:: Records ::

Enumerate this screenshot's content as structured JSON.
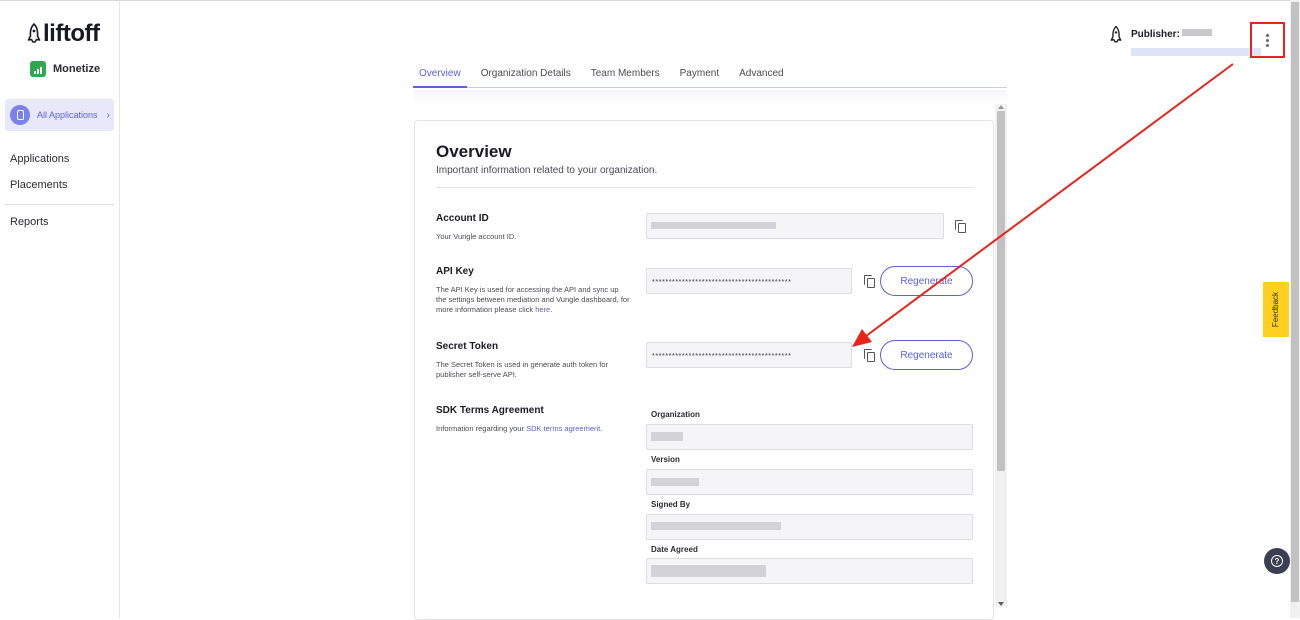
{
  "brand": {
    "logo_text": "liftoff",
    "product": "Monetize"
  },
  "sidebar": {
    "app_selector": "All Applications",
    "items": [
      {
        "label": "Applications"
      },
      {
        "label": "Placements"
      },
      {
        "label": "Reports"
      }
    ]
  },
  "header": {
    "publisher_label": "Publisher:"
  },
  "tabs": [
    "Overview",
    "Organization Details",
    "Team Members",
    "Payment",
    "Advanced"
  ],
  "overview": {
    "title": "Overview",
    "subtitle": "Important information related to your organization.",
    "account_id": {
      "title": "Account ID",
      "desc": "Your Vungle account ID."
    },
    "api_key": {
      "title": "API Key",
      "desc": "The API Key is used for accessing the API and sync up the settings between mediation and Vungle dashboard, for more information please click ",
      "link": "here",
      "desc_end": ".",
      "value": "******************************************",
      "button": "Regenerate"
    },
    "secret_token": {
      "title": "Secret Token",
      "desc": "The Secret Token is used in generate auth token for publisher self-serve API.",
      "value": "******************************************",
      "button": "Regenerate"
    },
    "sdk_terms": {
      "title": "SDK Terms Agreement",
      "desc": "Information regarding your ",
      "link": "SDK terms agreement",
      "desc_end": ".",
      "fields": [
        "Organization",
        "Version",
        "Signed By",
        "Date Agreed"
      ]
    }
  },
  "feedback_label": "Feedback",
  "colors": {
    "accent": "#5a61d9",
    "brand_green": "#2fa84f",
    "annotation_red": "#e8251c",
    "feedback_yellow": "#ffd01f"
  }
}
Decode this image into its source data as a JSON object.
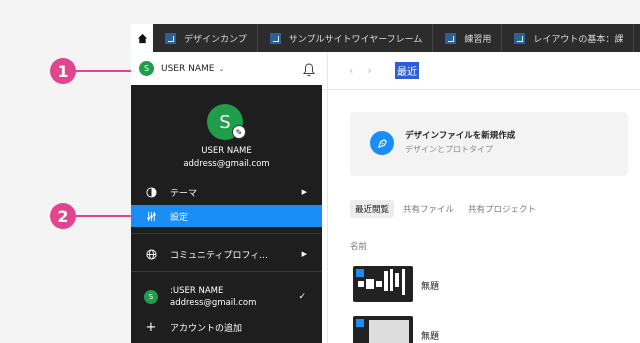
{
  "callouts": [
    "1",
    "2"
  ],
  "tabs": [
    {
      "label": "デザインカンプ"
    },
    {
      "label": "サンプルサイトワイヤーフレーム"
    },
    {
      "label": "練習用"
    },
    {
      "label": "レイアウトの基本：課"
    }
  ],
  "user": {
    "initial": "S",
    "name": "USER NAME",
    "email": "address@gmail.com"
  },
  "breadcrumb": "最近",
  "menu": {
    "theme": "テーマ",
    "settings": "設定",
    "community": "コミュニティプロフィ...",
    "account_name": ":USER NAME",
    "account_email": "address@gmail.com",
    "add_account": "アカウントの追加"
  },
  "new_file": {
    "title": "デザインファイルを新規作成",
    "subtitle": "デザインとプロトタイプ"
  },
  "filters": [
    "最近閲覧",
    "共有ファイル",
    "共有プロジェクト"
  ],
  "column_header": "名前",
  "files": [
    {
      "name": "無題"
    },
    {
      "name": "無題"
    }
  ],
  "colors": {
    "accent": "#1b8ef5",
    "callout": "#e0458e",
    "avatar": "#1f9d4a",
    "menu_bg": "#1e1e1e",
    "tabbar_bg": "#2c2c2c"
  }
}
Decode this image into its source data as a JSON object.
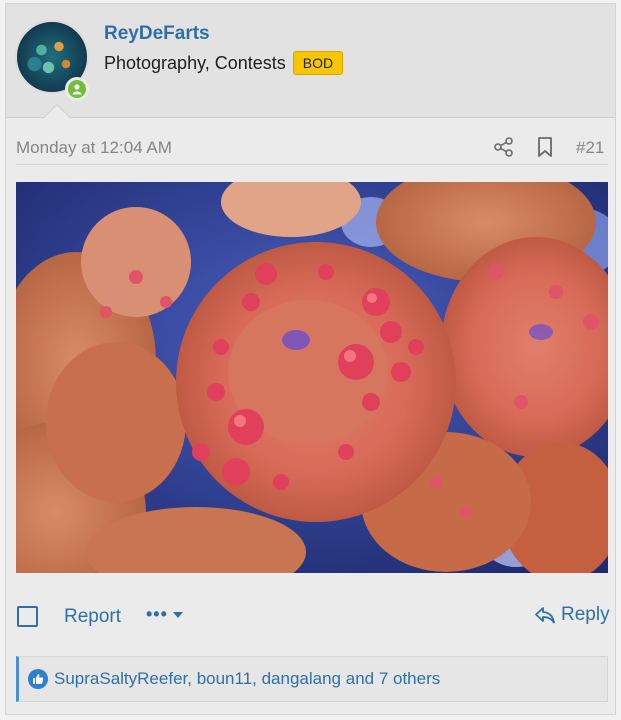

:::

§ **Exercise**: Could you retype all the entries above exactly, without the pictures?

§ **Completed task**:
Enumerate this screenshot's content as structured JSON.
{
  "brand": {
    "logo_text": "liftoff",
    "product": "Monetize"
  },
  "sidebar": {
    "app_selector": "All Applications",
    "items": [
      {
        "label": "Applications"
      },
      {
        "label": "Placements"
      },
      {
        "label": "Reports"
      }
    ]
  },
  "header": {
    "publisher_label": "Publisher:"
  },
  "tabs": [
    "Overview",
    "Organization Details",
    "Team Members",
    "Payment",
    "Advanced"
  ],
  "overview": {
    "title": "Overview",
    "subtitle": "Important information related to your organization.",
    "account_id": {
      "title": "Account ID",
      "desc": "Your Vungle account ID."
    },
    "api_key": {
      "title": "API Key",
      "desc": "The API Key is used for accessing the API and sync up the settings between mediation and Vungle dashboard, for more information please click ",
      "link": "here",
      "desc_end": ".",
      "value": "******************************************",
      "button": "Regenerate"
    },
    "secret_token": {
      "title": "Secret Token",
      "desc": "The Secret Token is used in generate auth token for publisher self-serve API.",
      "value": "******************************************",
      "button": "Regenerate"
    },
    "sdk_terms": {
      "title": "SDK Terms Agreement",
      "desc": "Information regarding your ",
      "link": "SDK terms agreement",
      "desc_end": ".",
      "fields": [
        "Organization",
        "Version",
        "Signed By",
        "Date Agreed"
      ]
    }
  },
  "feedback_label": "Feedback",
  "colors": {
    "accent": "#5a61d9",
    "brand_green": "#2fa84f",
    "annotation_red": "#e8251c",
    "feedback_yellow": "#ffd01f"
  }
}
Decode this image into its source data as a JSON object.
{
  "callouts": [
    "1",
    "2"
  ],
  "tabs": [
    {
      "label": "デザインカンプ"
    },
    {
      "label": "サンプルサイトワイヤーフレーム"
    },
    {
      "label": "練習用"
    },
    {
      "label": "レイアウトの基本：課"
    }
  ],
  "user": {
    "initial": "S",
    "name": "USER NAME",
    "email": "address@gmail.com"
  },
  "breadcrumb": "最近",
  "menu": {
    "theme": "テーマ",
    "settings": "設定",
    "community": "コミュニティプロフィ...",
    "account_name": ":USER NAME",
    "account_email": "address@gmail.com",
    "add_account": "アカウントの追加"
  },
  "new_file": {
    "title": "デザインファイルを新規作成",
    "subtitle": "デザインとプロトタイプ"
  },
  "filters": [
    "最近閲覧",
    "共有ファイル",
    "共有プロジェクト"
  ],
  "column_header": "名前",
  "files": [
    {
      "name": "無題"
    },
    {
      "name": "無題"
    }
  ],
  "colors": {
    "accent": "#1b8ef5",
    "callout": "#e0458e",
    "avatar": "#1f9d4a",
    "menu_bg": "#1e1e1e",
    "tabbar_bg": "#2c2c2c"
  }
}
Decode this image into its source data as a JSON object.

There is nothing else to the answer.